It may not change someone’s mind if they are opiophobic or dislike and distrust people in pain, but it’s important to try.
These are some of the terms the public and people in pain need to understand: Continue reading
This article makes the increasingly forgotten, yet increasingly important, point that population statistics do NOT apply to individuals.
There was a time when the foretelling of future events was an undertaking of prophets, palm-readers, and weathermen. In recent years, however, the medical profession seems to have embraced this activity with a great deal of enthusiasm.
But hyperbole is also what comes to mind when one examines the claims that authors of such reports make. Continue reading
…I thought perhaps this was a time to explain systematic reviews (SR) and their closely related kin, the meta-analysis (MA).
Keeping up with the latest thinking and knowledge, even for specialists, is challenging.
Textbooks, given the time necessary to write, edit and print are repositories for the accepted ‘dogma.’
Journals and conferences bring new information forward more quickly. But even then it is difficult for individuals to synthesize multiple articles and sources to ‘know’ what is both correct and useful. Continue reading

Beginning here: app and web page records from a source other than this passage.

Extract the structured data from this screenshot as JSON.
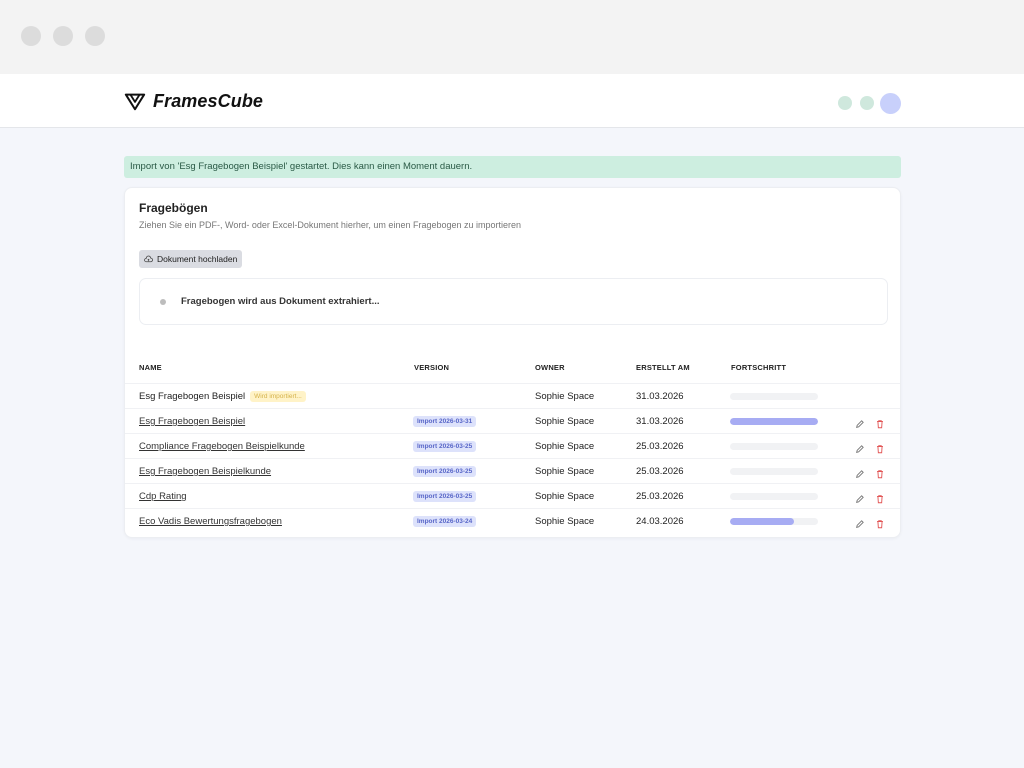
{
  "window": {
    "controls": [
      "close",
      "minimize",
      "maximize"
    ]
  },
  "header": {
    "brand": "FramesCube",
    "logo_icon": "framescube-logo-icon"
  },
  "notice": {
    "text": "Import von 'Esg Fragebogen Beispiel' gestartet. Dies kann einen Moment dauern.",
    "color": "#cdeee0"
  },
  "card": {
    "title": "Fragebögen",
    "subtitle": "Ziehen Sie ein PDF-, Word- oder Excel-Dokument hierher, um einen Fragebogen zu importieren",
    "upload_label": "Dokument hochladen",
    "extract_status": "Fragebogen wird aus Dokument extrahiert..."
  },
  "table": {
    "headers": {
      "name": "NAME",
      "version": "VERSION",
      "owner": "OWNER",
      "created": "ERSTELLT AM",
      "progress": "FORTSCHRITT"
    },
    "rows": [
      {
        "name": "Esg Fragebogen Beispiel",
        "status": "Wird importiert...",
        "version": "",
        "owner": "Sophie Space",
        "created": "31.03.2026",
        "progress": 0,
        "link": false,
        "actions": false
      },
      {
        "name": "Esg Fragebogen Beispiel",
        "status": "",
        "version": "Import 2026-03-31",
        "owner": "Sophie Space",
        "created": "31.03.2026",
        "progress": 1.0,
        "link": true,
        "actions": true
      },
      {
        "name": "Compliance Fragebogen Beispielkunde",
        "status": "",
        "version": "Import 2026-03-25",
        "owner": "Sophie Space",
        "created": "25.03.2026",
        "progress": 0,
        "link": true,
        "actions": true
      },
      {
        "name": "Esg Fragebogen Beispielkunde",
        "status": "",
        "version": "Import 2026-03-25",
        "owner": "Sophie Space",
        "created": "25.03.2026",
        "progress": 0,
        "link": true,
        "actions": true
      },
      {
        "name": "Cdp Rating",
        "status": "",
        "version": "Import 2026-03-25",
        "owner": "Sophie Space",
        "created": "25.03.2026",
        "progress": 0,
        "link": true,
        "actions": true
      },
      {
        "name": "Eco Vadis Bewertungsfragebogen",
        "status": "",
        "version": "Import 2026-03-24",
        "owner": "Sophie Space",
        "created": "24.03.2026",
        "progress": 0.73,
        "link": true,
        "actions": true
      }
    ]
  },
  "colors": {
    "accent": "#a7acf3",
    "badge": "#dde2fb",
    "delete": "#e25555"
  }
}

Surrogate end points in clinical research: hazardous to your health. – PubMed – NCBI – Obstet Gynecol. 2005 May
Surrogate end points in clinical research pose real danger.

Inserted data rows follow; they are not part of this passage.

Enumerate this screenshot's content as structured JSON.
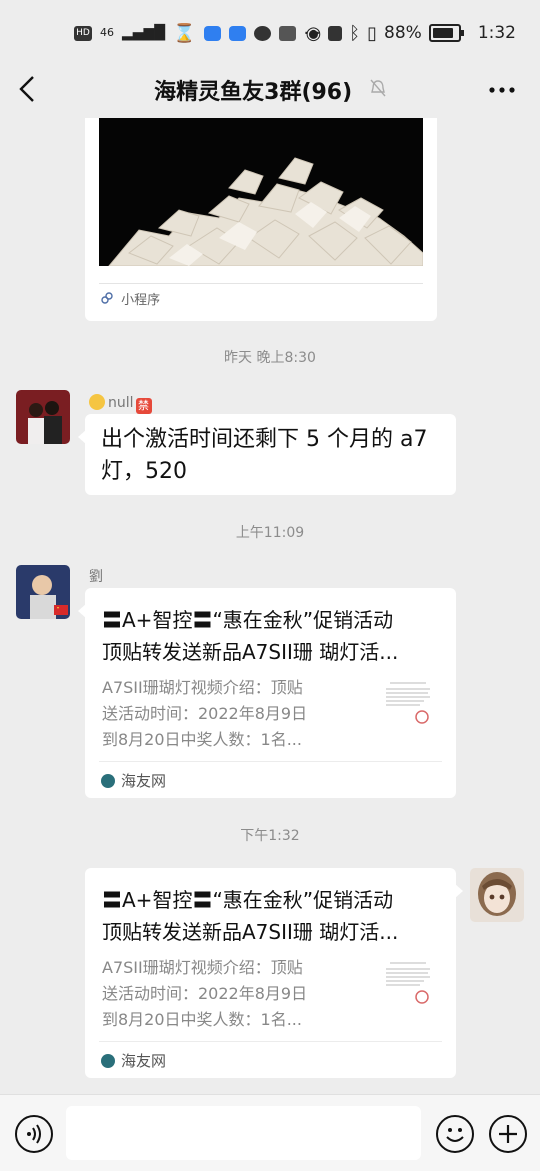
{
  "status_bar": {
    "left_tags": [
      "HD",
      "46"
    ],
    "battery_pct": "88%",
    "time": "1:32"
  },
  "nav": {
    "back_label": "<",
    "title": "海精灵鱼友3群(96)",
    "more_label": "•••"
  },
  "messages": {
    "mini_program": {
      "label": "小程序"
    },
    "time_1": "昨天 晚上8:30",
    "msg_1": {
      "sender": "null",
      "sender_badge": "禁",
      "text_line1": "出个激活时间还剩下 5 个月的 a7",
      "text_line2": "灯，520"
    },
    "time_2": "上午11:09",
    "msg_2": {
      "sender": "劉",
      "title_line1": "〓A+智控〓“惠在金秋”促销活动",
      "title_line2": "顶贴转发送新品A7SII珊 瑚灯活...",
      "desc_line1": "A7SII珊瑚灯视频介绍：顶贴",
      "desc_line2": "送活动时间：2022年8月9日",
      "desc_line3": "到8月20日中奖人数：1名...",
      "source": "海友网"
    },
    "time_3": "下午1:32",
    "msg_3": {
      "title_line1": "〓A+智控〓“惠在金秋”促销活动",
      "title_line2": "顶贴转发送新品A7SII珊 瑚灯活...",
      "desc_line1": "A7SII珊瑚灯视频介绍：顶贴",
      "desc_line2": "送活动时间：2022年8月9日",
      "desc_line3": "到8月20日中奖人数：1名...",
      "source": "海友网"
    }
  },
  "input_bar": {
    "voice_icon": "voice-icon",
    "emoji_icon": "emoji-icon",
    "plus_icon": "plus-icon"
  },
  "colors": {
    "background": "#ededed",
    "bubble": "#ffffff",
    "link_accent": "#4e6ea6"
  }
}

A surrogate end point is an outcome measure, commonly a laboratory test, that substitutes for a clinical event of true importance.

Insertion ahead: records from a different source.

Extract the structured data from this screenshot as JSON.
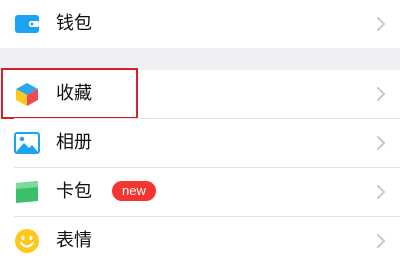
{
  "menu": {
    "wallet": {
      "label": "钱包",
      "icon": "wallet-icon"
    },
    "favorites": {
      "label": "收藏",
      "icon": "cube-icon"
    },
    "album": {
      "label": "相册",
      "icon": "photo-icon"
    },
    "cards": {
      "label": "卡包",
      "icon": "card-icon",
      "badge": "new"
    },
    "stickers": {
      "label": "表情",
      "icon": "smiley-icon"
    }
  },
  "colors": {
    "highlight": "#d81e2a",
    "badge": "#f43530",
    "accent_blue": "#1aa3f3",
    "section_gap": "#efeff4"
  }
}
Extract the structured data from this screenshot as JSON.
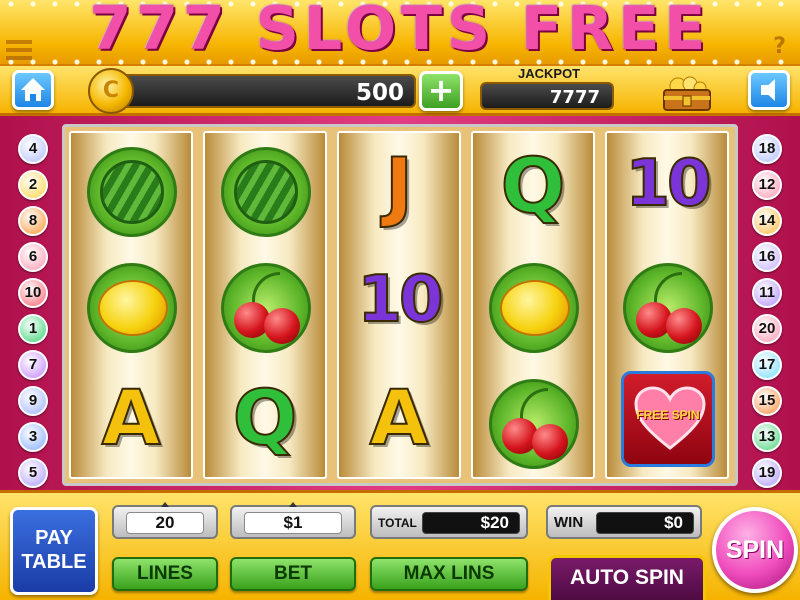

Resistance to activated protein C, for example, has been used as a surrogate for venous thrombosis in women using oral contraceptives.
Other examples of inappropriate surrogate end points in contraception include the Continue reading
In every industry, from education to healthcare to travel, the generation of quantitative data is considered important to maintain quality through competition.
Yet statistics rarely show what they see.
If you look at recent airline statistics, you’ll think that a far higher number of planes are arriving on schedule or early than ever before. But this appearance of improvement is deceptive.
Airlines have become experts at appearance management: by listing flight times as 20-30 percent longer than what the actual flight takes, flights that operate on a normal to slightly delayed schedule are still counted as arriving ‘early’ or ‘on time’. A study funded by the Federal Aviation Administration refers to the airline tactic as schedule buffering. Continue reading
Though this is an actual course, I found it useful as a quick reference when I wanted to understand some aspect of statistics being using in a study. Below, I’ve listed direct links to the 19 chapters/topics of statistics used in clinical trials.
This course is a survey of statistical methods and study design issues related to the testing of medical treatments.
Patients are deceived by the slick presentation of statistics – Michael Kirsch, MD | Physician | July 15, 2016
This article explains how drug companies use statistics to fool us into believing their products are effective.
“There are three kinds of lies: lies, damned lies, and statistics.”
Massaging numbers is raised to an art form by the pharmaceutical companies who will engage in numerical gymnastics to shine a favorable light on their product. Continue reading
Scientific thought abolished foolish superstition, yet somehow the over-reliance on measurement and mechanization also had a downside.
The Enlightenment project, dominant in Western thought since the Medieval Age, created a new scientific future where mechanization and measurement improved innumerable lives. Yet, the elimination of magical thinking also created a sterility of thought that enabled Nazism in Europe.
“Sterility of thinking” is a good phrase to describe how medicine has evolved into a metric-driven semi-automated algorithm-based practice. Metrics are guaranteed not to be sensitive or caring, yet that’s exactly what we need from our doctors. Continue reading
A new study published in the Journal of Urban Health could have a significant impact on the way heroin overdose cases are counted and may dramatically increase the number of reported heroin-related deaths across the country.
Researchers at the IU School of Public and Environmental Affairs at Indiana University-Purdue University analyzed accidental opioid overdoses in Marion County, Indiana, from 2010 through 2015 and discovered that deaths where heroin was present may be significantly undercounted. Continue reading